The current prototype is working with  pastoralists in northern Senegal, but the tool provides new opportunities to scale massively across Senegal to the entire reach of WENDOU, which currently covers many thousands of ponds, and to other countries reaching pastoralists to other sectors where there is a communication gap.

Commenting on Ngueussie’s fellowship journey at SERVIR WA, Dr Daniel Osgood, Lead Financial Instruments, Columbia University for SERVIR WA, described her contributions as “nothing short of phenomenal.”

“Das Dores Ngueussie Ngamini’s passion for innovation, coupled with her dedication to community engagement, has laid the foundation for transformative change in climate risk assessment and adaptation strategies.”

Given Ngueussie’s success, the project is exploring how it would be possible for her to continue her work in this area following the fellowship.

How does the iKON game work?

The iKON game is played on WhatsApp. A user initiates the game by sending a starting message defining the deployment to the iKON number.

  1. Starting Message: When a user sends a message to the iKON number to start the game, the bot responds with an introduction and instructions on how to play the game.
  2. Instructions: The bot provides clear instructions on what the user needs to do, such as selecting a region and then choosing the driest year within the past three years (2020, 2021, and 2022).
  3. Region Selection: The bot prompts the user to select one of the six designated regions in Senegal (Diourbel, Kaffrine, Louga, Matam, Saint Louis, and Tambacounda).
  4. Year Selection: After the user selects a region, the bot asks them to choose the year they believe was the driest within the past three years (2020, 2021, and 2022).
  5. Data Collection: The bot collects responses from users for each region and the corresponding year they consider to be the driest.
  6. Analysis: Once a sufficient number of responses are collected, the bot analyzes the data to determine the most commonly selected driest year for each region.
  7. Result Announcement: Finally, the bot announces the results, revealing the driest year in each region based on the user responses and the data collected from the WENDOU website and the satellite.

About Das Dores Ngueussie Ngamini

Ms Das Dores Ngueussie Ngamini earned a Bachelor’s degree in Physics and a Master’s degree in Atmospheric Sciences from the University of Yaounde I. Her Master’s thesis focused on evaluating the impact of lead time on the Weather Research and Forecasting model’s ability to forecast extreme weather events in Cameroon.
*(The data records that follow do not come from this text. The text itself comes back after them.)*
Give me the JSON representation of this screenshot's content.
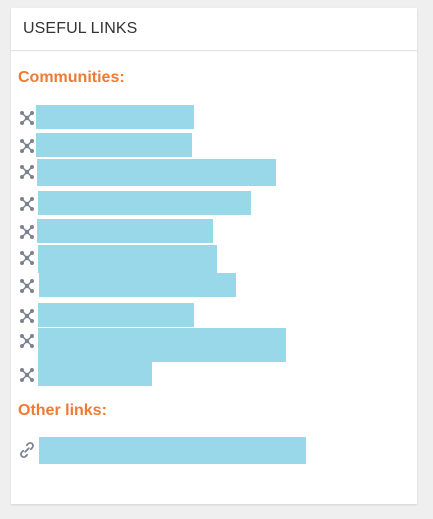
{
  "card": {
    "title": "USEFUL LINKS"
  },
  "sections": {
    "communities_label": "Communities:",
    "other_links_label": "Other links:"
  },
  "communities": [
    {
      "label": "",
      "icon": "community-network-icon",
      "redacted": true
    },
    {
      "label": "",
      "icon": "community-network-icon",
      "redacted": true
    },
    {
      "label": "",
      "icon": "community-network-icon",
      "redacted": true
    },
    {
      "label": "",
      "icon": "community-network-icon",
      "redacted": true
    },
    {
      "label": "",
      "icon": "community-network-icon",
      "redacted": true
    },
    {
      "label": "",
      "icon": "community-network-icon",
      "redacted": true
    },
    {
      "label": "",
      "icon": "community-network-icon",
      "redacted": true
    },
    {
      "label": "",
      "icon": "community-network-icon",
      "redacted": true
    },
    {
      "label": "",
      "icon": "community-network-icon",
      "redacted": true
    },
    {
      "label": "",
      "icon": "community-network-icon",
      "redacted": true
    }
  ],
  "other_links": [
    {
      "label": "",
      "icon": "link-chain-icon",
      "redacted": true
    }
  ],
  "colors": {
    "accent": "#ef7a34",
    "redaction": "#99d8e8",
    "icon": "#7b838e"
  }
}
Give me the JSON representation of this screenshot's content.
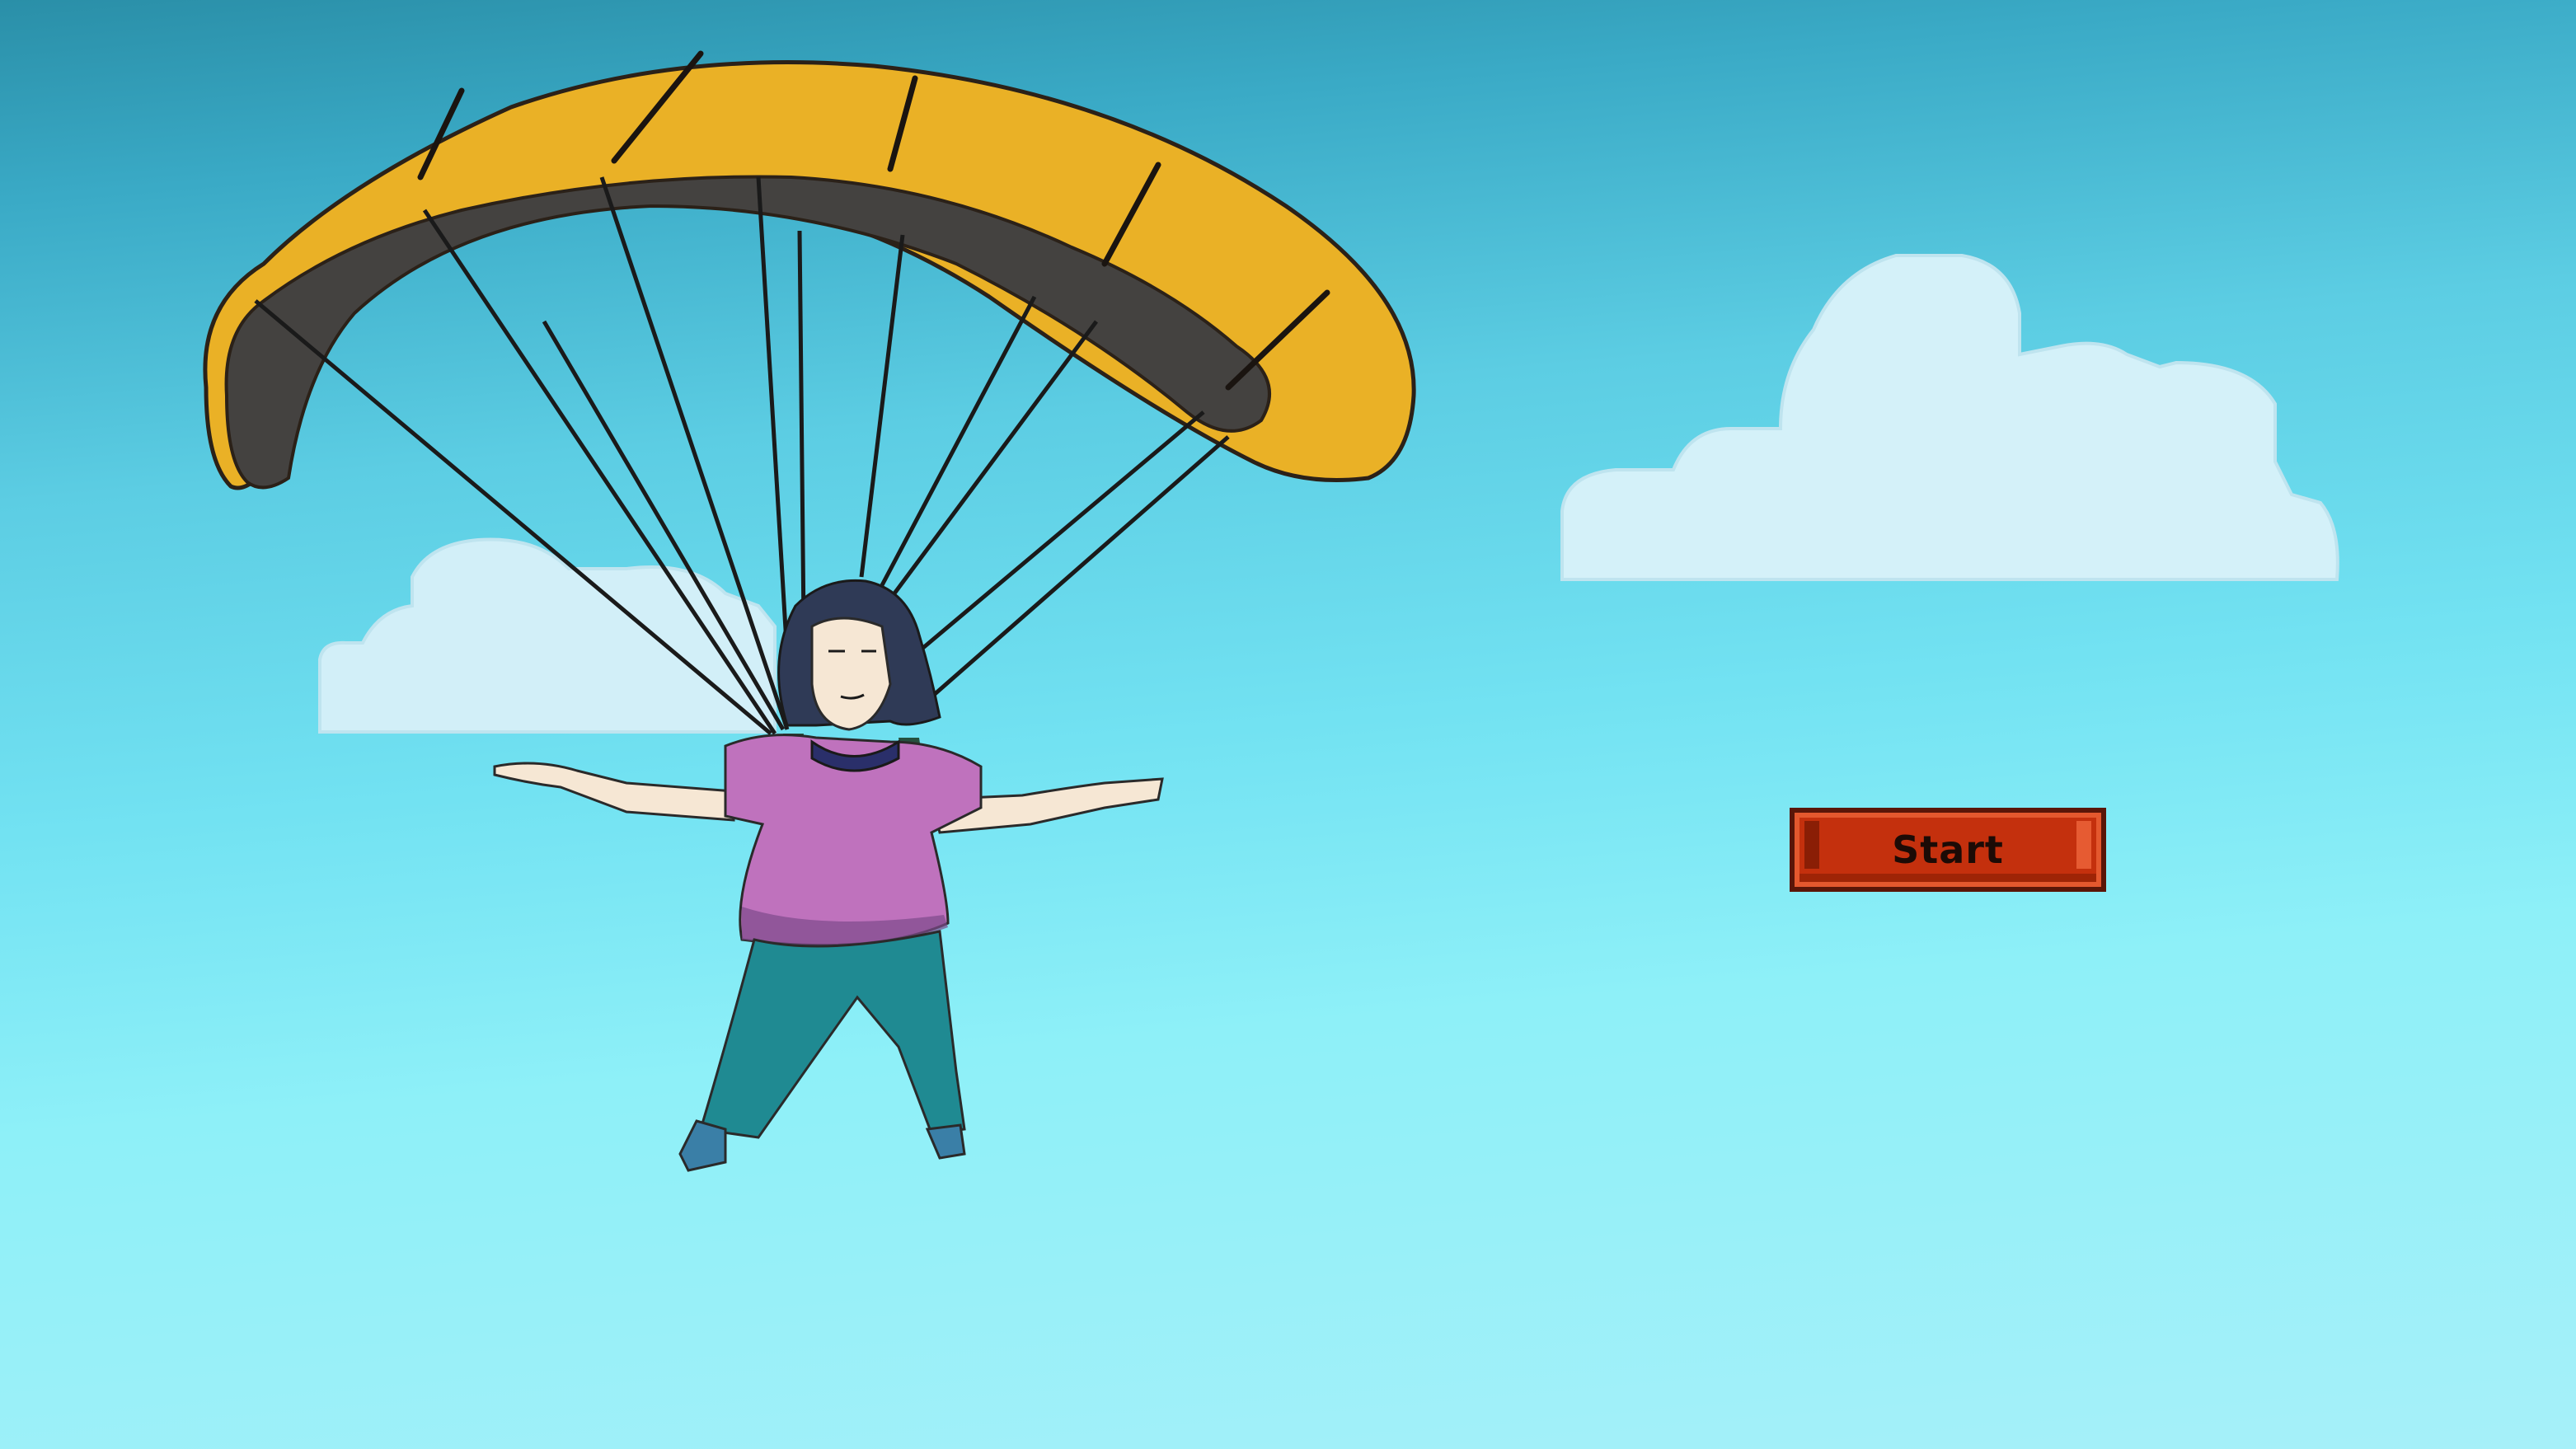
{
  "start_button": {
    "label": "Start"
  },
  "scene": {
    "character": "paraglider-girl",
    "colors": {
      "sky_top": "#2a8fa8",
      "sky_bottom": "#a6f0f9",
      "canopy": "#eab126",
      "canopy_underside": "#444240",
      "shirt": "#bf72bd",
      "pants": "#1f8a92",
      "button": "#c4300d"
    }
  }
}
This work led to her receiving a fully funded scholarship to pursue another Master’s degree in Mathematical Sciences at AIMS Rwanda. During her time at AIMS Rwanda, she conducted research on simulating Tropical Cyclone Batsirai over Madagascar using observations and model predictions at various scales. As a recipient of the Small Innovation Grants Program (SIGP) from SERVIR WA, she was hosted at ICRISAT Dakar and Columbia University, focusing her research on developing tools and processes to reconcile satellite and model data with farmer-sourced information.

SERVIR WA 2 connects “space to the village” by helping West African countries use satellite data to address critical challenges in food security and agriculture, water and hydro-climatic disasters, weather and climate, land cover and land-use change, and ecosystems services. It is a joint project by USAID and NASA ​ being implemented ICRISAT and partners.